“I have to follow that young teenage boy.” He blurts out loud to the group.
“Okay follow him. That's a good idea.” All of the American volunteers reply.
He scrambles in a hurry to catch up to the young teenage boy who has just turned around the corner heading East passing in front of the transitional shelter, as Peter walks in a frenzy to protect the little young teenage boy, still carrying the long-white, thin candle in his right hand. He turns the corner of the transitional shelter only to find that the young teenage boy has disappeared. He stops out-of-breath.
“Sir, did you see a young teenage boy just pass here?” A deep-breathing Peter asks a client. “He just turned the corner.”
"No, I didn't dog. Are you on drugs? Your mental illness has you hallucinating.” The transitional client laughs.
Peter looks in astonishment at the long blocks of a deserted street. He sits in a puzzling shade of an unknown feeling. He turns around and heads back to the group of American volunteers where the conversation has taken an interesting turn-of-events, as he comes up still with the amazement of witnessing of what he just experienced. He rejoins the group.
“I lost him. He was too quick for me to catch up.” Peter replies. “What did I miss?”
“We were just getting at the core of the conversation.” Adds Belinda.
“So it is suggested that our childhood beliefs are the foundation of our faith?” Benjamin asks in an ever-puzzling stance as his core beliefs of logical construction has taken a shift. “But, I find that to be a contradiction of logic. How can our childhood beliefs be the foundations of our faith when we question the existence of a higher power in adulthood?”

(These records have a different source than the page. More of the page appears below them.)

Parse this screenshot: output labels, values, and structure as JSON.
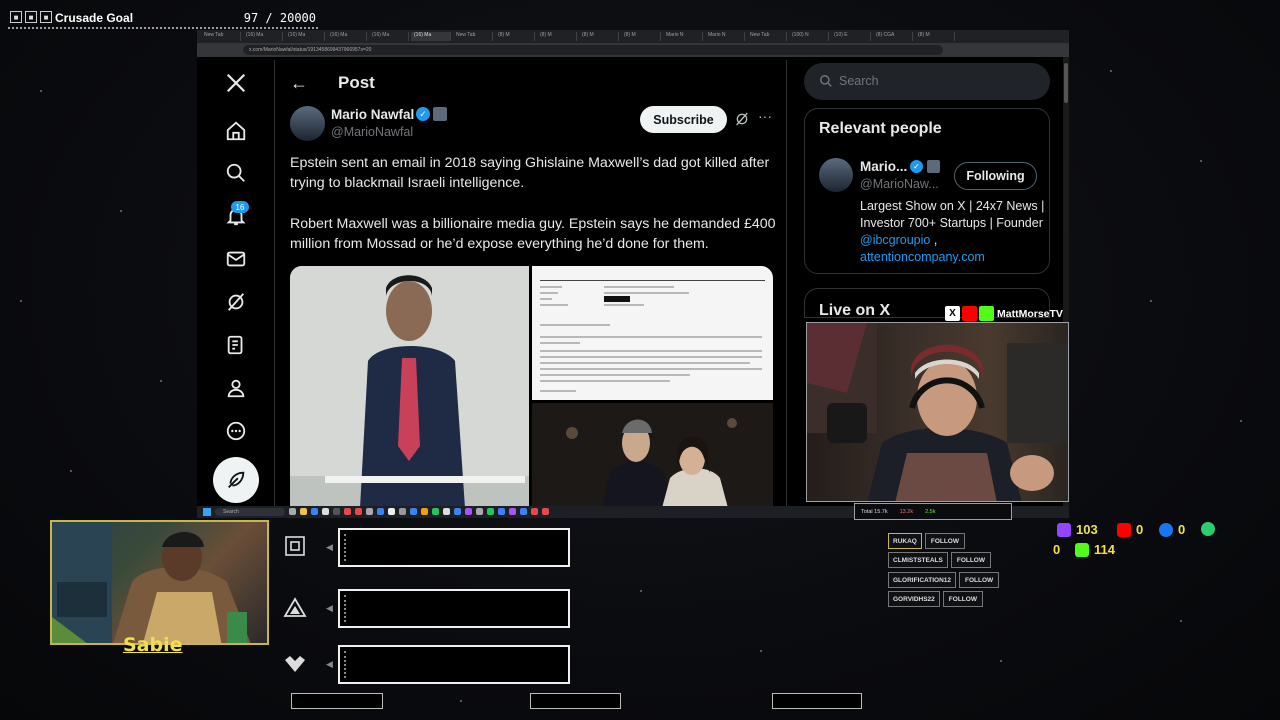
{
  "goal": {
    "title": "Crusade Goal",
    "count": "97 / 20000"
  },
  "browser": {
    "tabs": [
      "New Tab",
      "(16) Ma",
      "(16) Ma",
      "(16) Ma",
      "(16) Ma",
      "(16) Ma",
      "New Tab",
      "(8) M",
      "(8) M",
      "(8) M",
      "(8) M",
      "Mario N",
      "Mario N",
      "New Tab",
      "(100) N",
      "(10) E",
      "(8) CGA",
      "(8) M"
    ],
    "url": "x.com/MarioNawfal/status/1913458699437966957s=20"
  },
  "x": {
    "nav": {
      "logo": "X",
      "notif_count": "16"
    },
    "header": {
      "title": "Post"
    },
    "post": {
      "author_name": "Mario Nawfal",
      "author_handle": "@MarioNawfal",
      "subscribe_label": "Subscribe",
      "text1": "Epstein sent an email in 2018 saying Ghislaine Maxwell’s dad got killed after trying to blackmail Israeli intelligence.",
      "text2": "Robert Maxwell was a billionaire media guy. Epstein says he demanded £400 million from Mossad or he’d expose everything he’d done for them."
    },
    "search": {
      "placeholder": "Search"
    },
    "relevant": {
      "title": "Relevant people",
      "name": "Mario...",
      "handle": "@MarioNaw...",
      "follow_label": "Following",
      "bio_prefix": "Largest Show on X | 24x7 News | Investor 700+ Startups | Founder ",
      "bio_link1": "@ibcgroupio",
      "bio_sep": " ,",
      "bio_link2": "attentioncompany.com"
    },
    "live": {
      "title": "Live on X"
    }
  },
  "taskbar": {
    "search": "Search"
  },
  "camera": {
    "channel": "MattMorseTV",
    "stats": [
      "Total 15.7k",
      "13.2k",
      "2.5k"
    ]
  },
  "facecam": {
    "name": "Sabie"
  },
  "counters": {
    "twitch": "103",
    "youtube": "0",
    "facebook": "0",
    "other": "0",
    "kick": "114"
  },
  "follows": [
    {
      "name": "RUKAQ",
      "tag": "FOLLOW"
    },
    {
      "name": "CLMISTSTEALS",
      "tag": "FOLLOW"
    },
    {
      "name": "GLORIFICATION12",
      "tag": "FOLLOW"
    },
    {
      "name": "GORVIDHS22",
      "tag": "FOLLOW"
    }
  ],
  "colors": {
    "accent": "#1d9bf0",
    "overlay_gold": "#f2e04a",
    "twitch": "#9146ff",
    "youtube": "#ff0000",
    "kick": "#53fc18"
  }
}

“I think that our childhood and adult beliefs clash with each other which leads to the life-long conversations of our own faiths.” Muhammad speaks with an inquisitive demeanor. “It doesn't add up in logical constructions. Is it our own mental framework that is altered?”
“Perhaps, there is another system of beliefs that are happening to us simultaneously when we experience a contradiction in our own childhood and adult beliefs.?” Belinda asks.
“But, what is at the core of our childhood and adult beliefs? Is there something else? Is it an absolute of our belief? Benjamin adds.
“Isn't a belief, but a confidence and/or trust in something or someone?” Gracie questions the whole group.
“But, confidence and trust are emotions and/or feelings. Are they not?” Muhammad replies.
“Are you suggesting that emotions and feelings are at the core foundations of all our beliefs? A puzzled Benjamin replies. “Are you saying that in the foundation of a belief in a higher power, there lies a raw-undeveloped emotions and feelings of him?”
“Yes, they are. Faith is an emotion and/or feeling in a belief.” Hope reassures.
“Ouch! What the heck?” The shabby transitional clients yells out loud with the candle in his right hand.
“Ouch! My God!” Peter yells out loud.
The candles' flame are now on.